Task to complete:
Select all lines holding the word "Java" from the entries that follow.

[Interface dataset entries]
------------------------------------------------------------
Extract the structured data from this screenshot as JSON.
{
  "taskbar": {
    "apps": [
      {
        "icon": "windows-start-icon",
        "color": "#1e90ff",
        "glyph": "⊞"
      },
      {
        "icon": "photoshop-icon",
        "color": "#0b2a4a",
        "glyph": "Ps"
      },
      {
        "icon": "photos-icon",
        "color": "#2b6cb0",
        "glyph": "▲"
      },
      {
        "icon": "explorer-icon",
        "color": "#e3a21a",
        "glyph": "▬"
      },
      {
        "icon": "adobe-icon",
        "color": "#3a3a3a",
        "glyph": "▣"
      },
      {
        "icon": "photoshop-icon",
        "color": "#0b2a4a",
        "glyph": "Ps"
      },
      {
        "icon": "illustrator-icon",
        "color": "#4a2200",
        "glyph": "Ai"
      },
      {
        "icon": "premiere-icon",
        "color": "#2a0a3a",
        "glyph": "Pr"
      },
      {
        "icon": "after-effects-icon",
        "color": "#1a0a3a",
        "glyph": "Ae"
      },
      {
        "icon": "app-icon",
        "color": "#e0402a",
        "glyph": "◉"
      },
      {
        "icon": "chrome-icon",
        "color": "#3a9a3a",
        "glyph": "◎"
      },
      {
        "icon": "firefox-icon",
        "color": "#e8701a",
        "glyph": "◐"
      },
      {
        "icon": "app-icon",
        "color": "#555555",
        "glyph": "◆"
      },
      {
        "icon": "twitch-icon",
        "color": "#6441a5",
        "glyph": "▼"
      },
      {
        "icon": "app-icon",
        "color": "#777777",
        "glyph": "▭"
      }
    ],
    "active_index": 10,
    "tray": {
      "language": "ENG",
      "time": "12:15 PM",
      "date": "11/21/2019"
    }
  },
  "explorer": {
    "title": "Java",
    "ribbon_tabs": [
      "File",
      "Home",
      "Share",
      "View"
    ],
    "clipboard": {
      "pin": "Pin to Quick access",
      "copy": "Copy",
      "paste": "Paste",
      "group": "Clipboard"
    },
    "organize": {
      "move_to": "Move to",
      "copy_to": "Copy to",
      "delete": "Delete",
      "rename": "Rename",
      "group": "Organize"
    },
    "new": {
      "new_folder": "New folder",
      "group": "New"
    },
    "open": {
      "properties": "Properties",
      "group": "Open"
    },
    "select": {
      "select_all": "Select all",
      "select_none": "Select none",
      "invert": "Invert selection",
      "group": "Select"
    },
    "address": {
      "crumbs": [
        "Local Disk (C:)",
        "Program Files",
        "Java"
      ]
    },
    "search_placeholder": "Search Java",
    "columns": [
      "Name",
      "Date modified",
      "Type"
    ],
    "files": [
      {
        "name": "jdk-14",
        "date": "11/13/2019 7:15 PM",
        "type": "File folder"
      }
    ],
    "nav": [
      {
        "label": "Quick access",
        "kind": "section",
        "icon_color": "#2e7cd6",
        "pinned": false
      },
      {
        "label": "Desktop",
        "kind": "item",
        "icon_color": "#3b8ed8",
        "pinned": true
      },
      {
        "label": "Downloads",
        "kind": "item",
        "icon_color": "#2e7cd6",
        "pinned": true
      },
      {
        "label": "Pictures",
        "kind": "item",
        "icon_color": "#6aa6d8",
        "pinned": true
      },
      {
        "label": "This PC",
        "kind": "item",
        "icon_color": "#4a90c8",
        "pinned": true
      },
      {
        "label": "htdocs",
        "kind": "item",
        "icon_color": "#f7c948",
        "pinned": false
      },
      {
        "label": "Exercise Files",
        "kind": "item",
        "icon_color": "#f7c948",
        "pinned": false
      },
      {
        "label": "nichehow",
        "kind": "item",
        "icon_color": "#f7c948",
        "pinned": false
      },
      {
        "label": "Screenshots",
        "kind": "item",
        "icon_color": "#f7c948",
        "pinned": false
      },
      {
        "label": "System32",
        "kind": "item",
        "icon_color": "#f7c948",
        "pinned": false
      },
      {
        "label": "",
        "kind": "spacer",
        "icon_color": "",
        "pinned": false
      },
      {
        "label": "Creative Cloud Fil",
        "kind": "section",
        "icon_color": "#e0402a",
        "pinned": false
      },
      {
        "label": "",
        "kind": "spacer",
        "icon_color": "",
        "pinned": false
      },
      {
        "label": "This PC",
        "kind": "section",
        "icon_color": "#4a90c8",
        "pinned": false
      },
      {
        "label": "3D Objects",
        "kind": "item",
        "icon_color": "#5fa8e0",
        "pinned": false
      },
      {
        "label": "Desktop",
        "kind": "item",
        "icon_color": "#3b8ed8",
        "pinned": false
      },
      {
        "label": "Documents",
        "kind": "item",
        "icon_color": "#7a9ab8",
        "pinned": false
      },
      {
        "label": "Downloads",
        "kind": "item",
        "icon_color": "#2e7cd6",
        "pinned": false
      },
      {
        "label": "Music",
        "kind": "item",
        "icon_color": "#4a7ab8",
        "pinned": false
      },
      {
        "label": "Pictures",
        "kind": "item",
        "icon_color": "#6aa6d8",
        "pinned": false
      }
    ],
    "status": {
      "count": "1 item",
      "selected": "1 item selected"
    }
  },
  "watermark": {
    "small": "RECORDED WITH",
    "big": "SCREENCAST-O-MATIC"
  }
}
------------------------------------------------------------
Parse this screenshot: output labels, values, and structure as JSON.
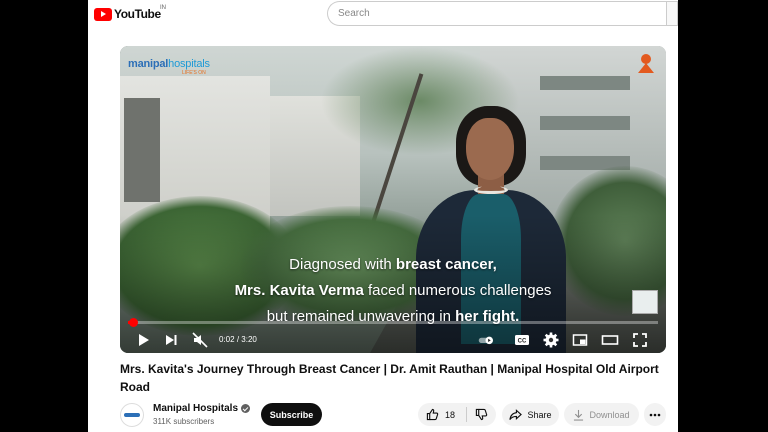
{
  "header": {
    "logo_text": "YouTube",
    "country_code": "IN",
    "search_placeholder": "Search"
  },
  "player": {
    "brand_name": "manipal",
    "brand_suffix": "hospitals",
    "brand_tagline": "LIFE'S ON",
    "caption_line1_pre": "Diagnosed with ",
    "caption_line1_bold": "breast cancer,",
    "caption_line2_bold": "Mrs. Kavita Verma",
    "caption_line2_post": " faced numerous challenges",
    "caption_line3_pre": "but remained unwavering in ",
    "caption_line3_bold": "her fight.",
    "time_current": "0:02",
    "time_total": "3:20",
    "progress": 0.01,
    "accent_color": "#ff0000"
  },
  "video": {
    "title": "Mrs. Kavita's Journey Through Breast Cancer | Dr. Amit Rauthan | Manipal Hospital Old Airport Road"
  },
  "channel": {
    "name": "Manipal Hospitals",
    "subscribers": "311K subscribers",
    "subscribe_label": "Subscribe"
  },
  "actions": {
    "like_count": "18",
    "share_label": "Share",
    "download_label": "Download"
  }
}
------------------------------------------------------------
Solved exercise:
    "title": "Java",
        "Java"
    "search_placeholder": "Search Java",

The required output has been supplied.